Prof. Peter Meikle is internationally recognised as a pioneer of the infrared study of supernovae. For over 25 years, he and his team at Imperial College London have carried out infrared investigations of all types of supernovae. This includes late-time spectroscopic studies providing, for example, key evidence for (a) the production of large masses of iron-group elements in supernova explosions, (b) strong mixing in core-collapse supernova ejecta, possibly caused by neutrino convection, and (c) radioactive decay as the late-time luminosity source of most supernovae. His group''''s studies of near-infrared continua produced the first evidence of the IR-echo phenomenon in core-collapse supernovae, and he is currently working on observation-based techniques for identifying dust condensation in core-collapse supernova ejecta. His team formed a major component of the European Type Ia Supernova Network (2002-6), which provided a significant improvement in the supernova database and subsequent understanding of the physics of Type Ia supernovae. He also led a project to extend the use of Type Ia supernovae as cosmological distance indicators into the rest-frame infrared. Most recently he has led a major international collaboration to use the Spitzer Space Telescope to pioneer the mid-infrared study of all types of supernovae. This study has attracted the largest amount of observing time of any UK-led Spitzer programme.
Invited Lectures and Presentations

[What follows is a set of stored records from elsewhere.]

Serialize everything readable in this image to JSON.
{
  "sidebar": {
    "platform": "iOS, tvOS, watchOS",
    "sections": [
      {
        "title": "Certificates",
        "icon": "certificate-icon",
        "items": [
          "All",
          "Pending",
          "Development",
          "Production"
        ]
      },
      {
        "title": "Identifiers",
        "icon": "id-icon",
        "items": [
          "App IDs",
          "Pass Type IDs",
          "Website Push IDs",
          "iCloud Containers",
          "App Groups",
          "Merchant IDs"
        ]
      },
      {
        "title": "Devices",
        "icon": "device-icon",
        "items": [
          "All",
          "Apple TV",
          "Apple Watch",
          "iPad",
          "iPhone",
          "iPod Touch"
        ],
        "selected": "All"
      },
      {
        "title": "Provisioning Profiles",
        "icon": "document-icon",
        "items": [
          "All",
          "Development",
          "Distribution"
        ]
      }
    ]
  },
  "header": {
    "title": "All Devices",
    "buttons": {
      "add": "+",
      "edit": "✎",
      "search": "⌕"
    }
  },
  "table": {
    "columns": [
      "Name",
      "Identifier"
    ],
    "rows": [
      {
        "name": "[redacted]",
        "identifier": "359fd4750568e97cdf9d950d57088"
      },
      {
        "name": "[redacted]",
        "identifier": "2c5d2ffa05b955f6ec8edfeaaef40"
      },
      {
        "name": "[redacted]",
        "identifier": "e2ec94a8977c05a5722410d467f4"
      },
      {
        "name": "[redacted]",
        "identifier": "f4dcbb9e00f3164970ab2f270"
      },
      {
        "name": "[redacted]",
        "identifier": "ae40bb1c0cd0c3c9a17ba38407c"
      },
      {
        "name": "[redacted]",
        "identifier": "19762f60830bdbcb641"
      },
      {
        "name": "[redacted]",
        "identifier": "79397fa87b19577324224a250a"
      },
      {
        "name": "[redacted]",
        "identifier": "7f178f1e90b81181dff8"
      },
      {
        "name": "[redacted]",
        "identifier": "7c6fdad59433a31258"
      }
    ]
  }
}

13 Sep 2001: "Types of Type Ia Supernovae at Low and High Redshift" at conference on "A New Era in Cosmology", Durham, UK.

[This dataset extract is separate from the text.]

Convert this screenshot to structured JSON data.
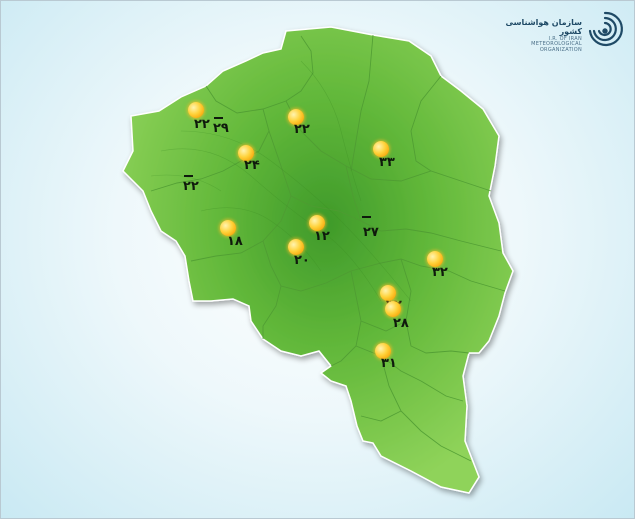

10 January 2003: "Nucleosynthesis in Type Ia Supernovae" at meeting on "Nucleosynthesis and early chemical evolution in galaxies", Royal Astronomical Society, London, UK
19 June 2004: "Multiband Observations of Type Ia Supernovae at Late Times" at conference on "Supernovae as Cosmological Lighthouses", Padua, Italy.
8 April 2005: "Supernova Studies with the Spitzer Space Telescope" at National Astronomy Meeting, Birmingham, UK.
31 May 2005: "The Observation of Dust in Supernova Explosions" at American Astronomical Society Meeting, Minneapolis, USA.
26 October 2005: "Observations of Core-Collapse Supernovae at Late Epochs" at IoP meeting on "Supernovae", Royal Observatory, Edinburgh, UK.
10 November 2005: "Core-Collapse Supernovae and their Progenitors - Spitzer Observations of Dust and Molecules" at meeting on "Core-collapse supernovae and their massive progenitors", Royal Astronomical Society, London.
et al., 2018, A dust-enshrouded tidal disruption event with a resolved radio jet in a galaxy merger, Science, Vol:361, ISSN:0036-8075, Pages:482-485
et al., 2017, A population of highly energetic transient events in the centres of active galaxies, Nature Astronomy, Vol:1, ISSN:2397-3366, Pages:865-871
et al., 2013, Supernovae and radio transients in M82, Monthly Notices of the Royal Astronomical Society, Vol:431, ISSN:0035-8711, Pages:2050-2062
et al., 2012, EVIDENCE FOR TYPE Ia SUPERNOVA DIVERSITY FROM ULTRAVIOLET OBSERVATIONS WITH THE HUBBLE SPACE TELESCOPE, Astrophysical Journal, Vol:749, ISSN:0004-637X
et al., 2011, DUST AND THE TYPE II-PLATEAU SUPERNOVA 2004dj, Astrophysical Journal, Vol:732, ISSN:0004-637X